[2]. National Institute of Allergy and Infectious Diseases. (2011). Antimicrobial Resistance Quick Facts. https://www.niaid.nih.gov/topics/antimicrobialresistance/understanding/Pages/quickFacts.aspx

[3]. Centers for Disease Control and Prevention. (2011). Antimicrobial Resistance Posing Growing Health Threat. http://www.cdc.gov/media/releases/2013/p0916-untreatable.html

Stay tuned for future blog series highlighting a range of interesting topics pertaining to antibiotic resistance!

Serena has earned a Honours B.Sc in Biochemistry at McMaster University in 2014. She is currently continuing her education to become a Medical Laboratory Technologist. Serena is a strong believer in the advocacy of science and its prospective research. As a future healthcare professional, she wants to be an educator in teaching the general society about the current healthcare crisis situations that we face today, to spark interest and hopefully solutions.
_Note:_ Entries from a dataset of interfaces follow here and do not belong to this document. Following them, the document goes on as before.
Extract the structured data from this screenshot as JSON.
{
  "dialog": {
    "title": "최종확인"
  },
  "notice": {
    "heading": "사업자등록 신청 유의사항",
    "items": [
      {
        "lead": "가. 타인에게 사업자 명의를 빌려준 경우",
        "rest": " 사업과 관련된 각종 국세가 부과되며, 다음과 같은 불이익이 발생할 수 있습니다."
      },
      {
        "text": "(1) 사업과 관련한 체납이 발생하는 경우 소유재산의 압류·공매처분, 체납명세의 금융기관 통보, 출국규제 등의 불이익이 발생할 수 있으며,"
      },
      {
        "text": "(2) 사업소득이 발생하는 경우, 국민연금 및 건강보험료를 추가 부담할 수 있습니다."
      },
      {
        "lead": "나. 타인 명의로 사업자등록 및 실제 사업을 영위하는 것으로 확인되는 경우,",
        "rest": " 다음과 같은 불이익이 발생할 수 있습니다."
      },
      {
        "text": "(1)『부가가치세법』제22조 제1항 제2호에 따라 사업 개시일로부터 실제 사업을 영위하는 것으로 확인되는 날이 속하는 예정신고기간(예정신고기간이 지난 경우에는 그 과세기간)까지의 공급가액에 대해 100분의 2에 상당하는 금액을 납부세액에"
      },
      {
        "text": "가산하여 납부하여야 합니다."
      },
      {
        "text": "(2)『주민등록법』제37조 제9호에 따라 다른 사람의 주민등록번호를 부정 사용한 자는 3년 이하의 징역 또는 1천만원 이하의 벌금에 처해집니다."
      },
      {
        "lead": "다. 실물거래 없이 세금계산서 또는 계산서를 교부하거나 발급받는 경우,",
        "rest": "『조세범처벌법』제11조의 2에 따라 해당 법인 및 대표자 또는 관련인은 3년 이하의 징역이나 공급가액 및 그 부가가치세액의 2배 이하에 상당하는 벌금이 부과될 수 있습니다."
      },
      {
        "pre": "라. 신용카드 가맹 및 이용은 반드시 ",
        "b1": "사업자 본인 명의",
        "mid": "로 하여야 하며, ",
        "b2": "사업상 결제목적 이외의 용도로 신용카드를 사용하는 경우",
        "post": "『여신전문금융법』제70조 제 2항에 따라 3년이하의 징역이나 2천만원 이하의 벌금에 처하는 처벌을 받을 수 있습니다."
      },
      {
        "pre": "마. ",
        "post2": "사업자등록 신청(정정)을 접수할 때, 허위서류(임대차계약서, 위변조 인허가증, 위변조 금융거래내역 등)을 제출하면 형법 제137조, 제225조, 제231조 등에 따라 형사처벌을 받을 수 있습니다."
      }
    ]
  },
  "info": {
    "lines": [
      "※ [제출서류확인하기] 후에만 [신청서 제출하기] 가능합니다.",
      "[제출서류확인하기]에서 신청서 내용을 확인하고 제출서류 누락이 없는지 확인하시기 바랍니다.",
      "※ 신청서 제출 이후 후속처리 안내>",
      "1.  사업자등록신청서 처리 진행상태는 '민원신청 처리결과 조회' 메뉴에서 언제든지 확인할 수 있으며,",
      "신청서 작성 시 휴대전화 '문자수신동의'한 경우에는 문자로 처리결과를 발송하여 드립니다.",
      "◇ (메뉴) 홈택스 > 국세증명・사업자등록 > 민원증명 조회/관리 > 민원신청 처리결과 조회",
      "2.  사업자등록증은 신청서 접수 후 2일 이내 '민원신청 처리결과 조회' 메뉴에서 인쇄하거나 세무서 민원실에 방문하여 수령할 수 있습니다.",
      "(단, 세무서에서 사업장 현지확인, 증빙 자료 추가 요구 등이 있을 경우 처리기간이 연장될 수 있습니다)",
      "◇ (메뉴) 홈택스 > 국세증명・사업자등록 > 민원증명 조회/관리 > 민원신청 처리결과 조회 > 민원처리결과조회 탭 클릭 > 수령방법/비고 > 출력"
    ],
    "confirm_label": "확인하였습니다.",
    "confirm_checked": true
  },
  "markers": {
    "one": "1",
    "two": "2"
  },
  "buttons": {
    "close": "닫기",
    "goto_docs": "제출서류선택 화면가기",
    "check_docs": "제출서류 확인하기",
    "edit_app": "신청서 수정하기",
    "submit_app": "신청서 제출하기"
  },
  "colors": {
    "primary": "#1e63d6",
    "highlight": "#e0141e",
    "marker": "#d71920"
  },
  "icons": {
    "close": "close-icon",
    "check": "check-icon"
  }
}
Advertisements

Leave a Reply

Fill in your details below or click an icon to log in:

WordPress.com Logo

You are commenting using your WordPress.com account. Log Out / Change )

Twitter picture

You are commenting using your Twitter account. Log Out / Change )

Facebook photo

You are commenting using your Facebook account. Log Out / Change )

Google+ photo

You are commenting using your Google+ account. Log Out / Change )

Connecting to %s